· Working on language and communication skills is most effective when done in real, everyday situations. We need to make sure we are giving a child a reason to communicate, an opportunity and a means. (The means can be pointing first, then answering a forced alternative e.g. ‘do you want water or juice?’, ‘... banana or raisins’ etc. Put the one you think he/she wants last to begin with so he can copy easily at first.
· When you are offering them a choice of snack or drink, get down on their level; make sure you have their attention by saying their name first, or tapping them on the arm.
· Try and only give them a little bit at a time so they have to ask for more. The word ‘more’ is a good word to build from 1 to 2 words; e.g. ‘more juice’, ‘more banana’ etc. Be careful to look out for non-verbal cues as some children may not feel confident to ask for more, or have the language skills or vocabulary to do it. For example, a child may look in your direction holding out their cup, I would respond positively to this communicative attempt and model the language to the child i.e. ‘ you would like more juice, X would like more juice’; repeating key words i.e. juice will really help your child learn new vocabulary.
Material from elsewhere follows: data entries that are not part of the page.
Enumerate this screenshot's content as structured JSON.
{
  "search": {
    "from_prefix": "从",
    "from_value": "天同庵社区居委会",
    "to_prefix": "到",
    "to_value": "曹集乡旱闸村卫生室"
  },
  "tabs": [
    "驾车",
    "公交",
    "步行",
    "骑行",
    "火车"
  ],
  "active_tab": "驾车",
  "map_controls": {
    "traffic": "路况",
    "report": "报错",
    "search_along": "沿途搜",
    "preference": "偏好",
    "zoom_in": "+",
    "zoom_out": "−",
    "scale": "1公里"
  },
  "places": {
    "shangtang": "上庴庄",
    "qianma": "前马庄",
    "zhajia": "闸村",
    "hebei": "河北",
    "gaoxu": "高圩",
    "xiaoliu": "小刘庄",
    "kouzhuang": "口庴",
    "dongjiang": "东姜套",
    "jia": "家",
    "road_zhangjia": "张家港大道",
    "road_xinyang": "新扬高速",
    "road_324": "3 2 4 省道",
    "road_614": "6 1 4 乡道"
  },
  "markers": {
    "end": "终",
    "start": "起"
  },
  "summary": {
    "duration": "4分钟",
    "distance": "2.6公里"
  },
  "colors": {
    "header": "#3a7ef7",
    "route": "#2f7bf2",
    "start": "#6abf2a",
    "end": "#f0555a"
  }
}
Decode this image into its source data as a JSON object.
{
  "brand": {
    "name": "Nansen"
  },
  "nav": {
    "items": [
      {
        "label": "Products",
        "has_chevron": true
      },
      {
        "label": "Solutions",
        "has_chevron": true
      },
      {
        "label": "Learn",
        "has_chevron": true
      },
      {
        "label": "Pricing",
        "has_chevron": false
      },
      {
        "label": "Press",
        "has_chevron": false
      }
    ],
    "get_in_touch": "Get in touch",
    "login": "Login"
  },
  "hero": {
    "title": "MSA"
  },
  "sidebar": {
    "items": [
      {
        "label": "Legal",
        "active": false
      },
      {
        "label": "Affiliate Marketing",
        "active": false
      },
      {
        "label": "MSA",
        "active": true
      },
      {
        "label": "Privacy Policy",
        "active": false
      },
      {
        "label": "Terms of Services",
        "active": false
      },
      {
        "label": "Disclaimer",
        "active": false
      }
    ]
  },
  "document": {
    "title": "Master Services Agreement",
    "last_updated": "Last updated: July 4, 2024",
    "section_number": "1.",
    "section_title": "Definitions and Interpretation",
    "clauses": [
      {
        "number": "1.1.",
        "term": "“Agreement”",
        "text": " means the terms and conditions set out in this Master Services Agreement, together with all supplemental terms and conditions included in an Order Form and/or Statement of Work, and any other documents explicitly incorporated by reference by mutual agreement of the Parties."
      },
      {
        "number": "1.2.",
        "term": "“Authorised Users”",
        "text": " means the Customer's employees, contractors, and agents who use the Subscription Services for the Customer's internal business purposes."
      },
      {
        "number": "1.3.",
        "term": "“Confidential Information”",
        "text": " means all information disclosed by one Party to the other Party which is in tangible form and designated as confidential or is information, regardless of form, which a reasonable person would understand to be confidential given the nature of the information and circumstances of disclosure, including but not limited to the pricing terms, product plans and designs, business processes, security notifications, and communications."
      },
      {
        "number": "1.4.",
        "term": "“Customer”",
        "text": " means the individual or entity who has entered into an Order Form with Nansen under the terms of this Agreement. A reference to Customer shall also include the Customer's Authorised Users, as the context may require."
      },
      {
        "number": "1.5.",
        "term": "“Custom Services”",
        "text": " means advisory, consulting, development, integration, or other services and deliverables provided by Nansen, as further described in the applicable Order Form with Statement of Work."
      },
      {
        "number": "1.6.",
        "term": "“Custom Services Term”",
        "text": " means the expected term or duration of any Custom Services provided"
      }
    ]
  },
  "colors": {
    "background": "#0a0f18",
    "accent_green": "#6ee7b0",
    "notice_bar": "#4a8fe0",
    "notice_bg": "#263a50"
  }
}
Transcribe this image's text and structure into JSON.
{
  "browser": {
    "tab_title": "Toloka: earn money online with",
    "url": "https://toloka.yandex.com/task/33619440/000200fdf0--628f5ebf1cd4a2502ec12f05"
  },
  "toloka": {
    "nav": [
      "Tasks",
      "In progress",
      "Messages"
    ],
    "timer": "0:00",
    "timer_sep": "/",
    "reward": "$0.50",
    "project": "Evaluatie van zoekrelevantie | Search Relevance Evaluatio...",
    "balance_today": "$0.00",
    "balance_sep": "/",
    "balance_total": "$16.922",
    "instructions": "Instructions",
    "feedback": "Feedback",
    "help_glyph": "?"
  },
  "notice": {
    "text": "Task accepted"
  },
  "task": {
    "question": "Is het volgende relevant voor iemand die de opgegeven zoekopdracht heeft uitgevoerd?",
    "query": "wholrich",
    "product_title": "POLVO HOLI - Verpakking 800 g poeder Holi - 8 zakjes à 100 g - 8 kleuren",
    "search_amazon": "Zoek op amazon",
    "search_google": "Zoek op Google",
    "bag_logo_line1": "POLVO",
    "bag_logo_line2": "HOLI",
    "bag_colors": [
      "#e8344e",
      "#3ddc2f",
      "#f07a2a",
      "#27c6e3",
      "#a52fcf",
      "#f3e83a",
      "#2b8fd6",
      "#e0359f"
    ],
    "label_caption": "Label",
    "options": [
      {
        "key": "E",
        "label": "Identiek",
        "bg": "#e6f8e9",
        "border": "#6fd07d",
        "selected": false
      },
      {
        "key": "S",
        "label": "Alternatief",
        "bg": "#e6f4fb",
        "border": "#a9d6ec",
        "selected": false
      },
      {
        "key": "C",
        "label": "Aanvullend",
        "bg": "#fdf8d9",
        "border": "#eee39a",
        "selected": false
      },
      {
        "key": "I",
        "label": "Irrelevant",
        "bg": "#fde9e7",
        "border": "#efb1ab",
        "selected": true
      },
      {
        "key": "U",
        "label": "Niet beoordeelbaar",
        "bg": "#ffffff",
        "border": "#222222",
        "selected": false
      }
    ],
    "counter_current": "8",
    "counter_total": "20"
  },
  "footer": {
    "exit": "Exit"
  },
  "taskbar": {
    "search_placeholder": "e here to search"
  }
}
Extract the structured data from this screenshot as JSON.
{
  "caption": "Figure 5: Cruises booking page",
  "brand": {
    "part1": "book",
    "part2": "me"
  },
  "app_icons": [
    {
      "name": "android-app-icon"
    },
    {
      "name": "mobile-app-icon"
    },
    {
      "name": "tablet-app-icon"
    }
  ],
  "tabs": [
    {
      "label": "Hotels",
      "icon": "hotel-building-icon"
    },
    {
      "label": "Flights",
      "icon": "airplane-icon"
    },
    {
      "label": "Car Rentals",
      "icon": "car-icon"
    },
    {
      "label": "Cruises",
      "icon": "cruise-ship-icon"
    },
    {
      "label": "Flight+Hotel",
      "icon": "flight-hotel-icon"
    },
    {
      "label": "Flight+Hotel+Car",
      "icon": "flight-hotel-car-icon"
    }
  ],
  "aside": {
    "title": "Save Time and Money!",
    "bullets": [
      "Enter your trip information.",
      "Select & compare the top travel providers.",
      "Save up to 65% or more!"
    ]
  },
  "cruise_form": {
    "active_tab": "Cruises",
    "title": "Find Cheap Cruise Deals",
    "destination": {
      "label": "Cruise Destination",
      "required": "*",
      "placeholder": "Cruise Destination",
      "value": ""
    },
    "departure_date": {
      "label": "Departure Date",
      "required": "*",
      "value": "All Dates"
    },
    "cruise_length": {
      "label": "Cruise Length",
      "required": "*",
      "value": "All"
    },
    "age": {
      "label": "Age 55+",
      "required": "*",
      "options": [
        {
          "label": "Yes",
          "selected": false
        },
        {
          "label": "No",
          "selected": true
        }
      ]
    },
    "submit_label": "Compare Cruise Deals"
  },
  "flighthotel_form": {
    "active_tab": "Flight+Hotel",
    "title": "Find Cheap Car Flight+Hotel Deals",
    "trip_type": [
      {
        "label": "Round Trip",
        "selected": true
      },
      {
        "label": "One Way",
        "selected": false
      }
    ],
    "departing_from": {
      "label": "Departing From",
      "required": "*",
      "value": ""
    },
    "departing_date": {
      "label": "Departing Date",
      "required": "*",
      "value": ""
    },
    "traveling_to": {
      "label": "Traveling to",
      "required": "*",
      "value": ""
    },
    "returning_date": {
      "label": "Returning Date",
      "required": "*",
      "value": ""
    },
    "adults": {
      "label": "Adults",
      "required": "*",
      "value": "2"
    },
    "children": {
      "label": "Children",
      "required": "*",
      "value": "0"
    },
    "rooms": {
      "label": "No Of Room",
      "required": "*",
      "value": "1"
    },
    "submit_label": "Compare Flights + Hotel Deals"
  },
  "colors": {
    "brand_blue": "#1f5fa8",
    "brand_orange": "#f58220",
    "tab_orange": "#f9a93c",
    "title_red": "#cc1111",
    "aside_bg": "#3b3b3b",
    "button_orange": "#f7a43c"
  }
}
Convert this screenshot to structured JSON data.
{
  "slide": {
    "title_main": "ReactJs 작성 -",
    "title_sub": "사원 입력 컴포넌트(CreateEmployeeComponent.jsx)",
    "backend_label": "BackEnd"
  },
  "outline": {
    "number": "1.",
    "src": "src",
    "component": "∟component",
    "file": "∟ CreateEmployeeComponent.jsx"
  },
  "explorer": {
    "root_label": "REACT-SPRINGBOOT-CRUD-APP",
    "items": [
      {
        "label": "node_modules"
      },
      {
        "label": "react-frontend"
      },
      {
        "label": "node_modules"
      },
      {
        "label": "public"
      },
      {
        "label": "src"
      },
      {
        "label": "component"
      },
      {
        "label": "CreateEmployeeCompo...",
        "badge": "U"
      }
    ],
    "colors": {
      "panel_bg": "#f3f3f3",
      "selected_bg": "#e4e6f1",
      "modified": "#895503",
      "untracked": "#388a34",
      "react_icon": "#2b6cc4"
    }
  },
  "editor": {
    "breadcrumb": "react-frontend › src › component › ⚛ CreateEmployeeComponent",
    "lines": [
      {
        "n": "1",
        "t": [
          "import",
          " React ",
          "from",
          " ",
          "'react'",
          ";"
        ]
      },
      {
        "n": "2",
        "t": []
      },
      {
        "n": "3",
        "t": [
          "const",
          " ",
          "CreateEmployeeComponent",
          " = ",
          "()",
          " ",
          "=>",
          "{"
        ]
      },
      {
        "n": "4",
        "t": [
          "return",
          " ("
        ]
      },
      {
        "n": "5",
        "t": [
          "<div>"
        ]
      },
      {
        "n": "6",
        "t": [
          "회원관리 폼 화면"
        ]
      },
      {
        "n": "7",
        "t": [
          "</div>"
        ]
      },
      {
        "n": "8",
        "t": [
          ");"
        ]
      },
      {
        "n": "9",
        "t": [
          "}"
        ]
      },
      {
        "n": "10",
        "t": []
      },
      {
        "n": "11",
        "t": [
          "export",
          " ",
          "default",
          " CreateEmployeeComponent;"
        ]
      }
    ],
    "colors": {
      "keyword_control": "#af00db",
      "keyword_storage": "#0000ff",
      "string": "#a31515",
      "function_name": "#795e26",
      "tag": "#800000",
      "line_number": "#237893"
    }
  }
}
· A further point, although it is lovely for us to hear children expressing their P’s and Q’s, this can be very confusing and hard for some children. If a child is saying single words it means that they are at an early stage of language acquisition. If, therefore, you ask them to say 'Please' or 'Ta' before you hand over the required toy, piece of food, drink or whatever, they will be very confused. If you want to encourage a child to put 2 words together, ‘more + biscuit' is more functional, they won't be able to say 'more+biscuit+please' until much later because this is actually 3 words together. (please read Libby Hill’s blog for more information on please and thank you, http://www.smarttalkersblog.com/2011/12/please-dont-teach-your-child-to-say.html)
· Snack time provides an opportunity for children to request something in the best way they can, and push them to do a little more in a safe and motivating way. Therefore, working on their expressive language skills.
· Children will also benefit from the social aspects of eating together, such as turn taking. If you take time to watch and listen, you will often see children sharing their snacks, or talking together.
One of the biggest causes of language delay today is that we don't expect enough of our children and we give them what they want without making them work for it. We take away the opportunities and reasons to communicate so their means of communicating doesn't need to progress.
Take a step back and see every day activities as opportunities for communication...
So don't just provide food and drink, use snack or mealtime to help your child's language skills!
We can show you how if you come to one of our sessions www.smarttalkers.org.uk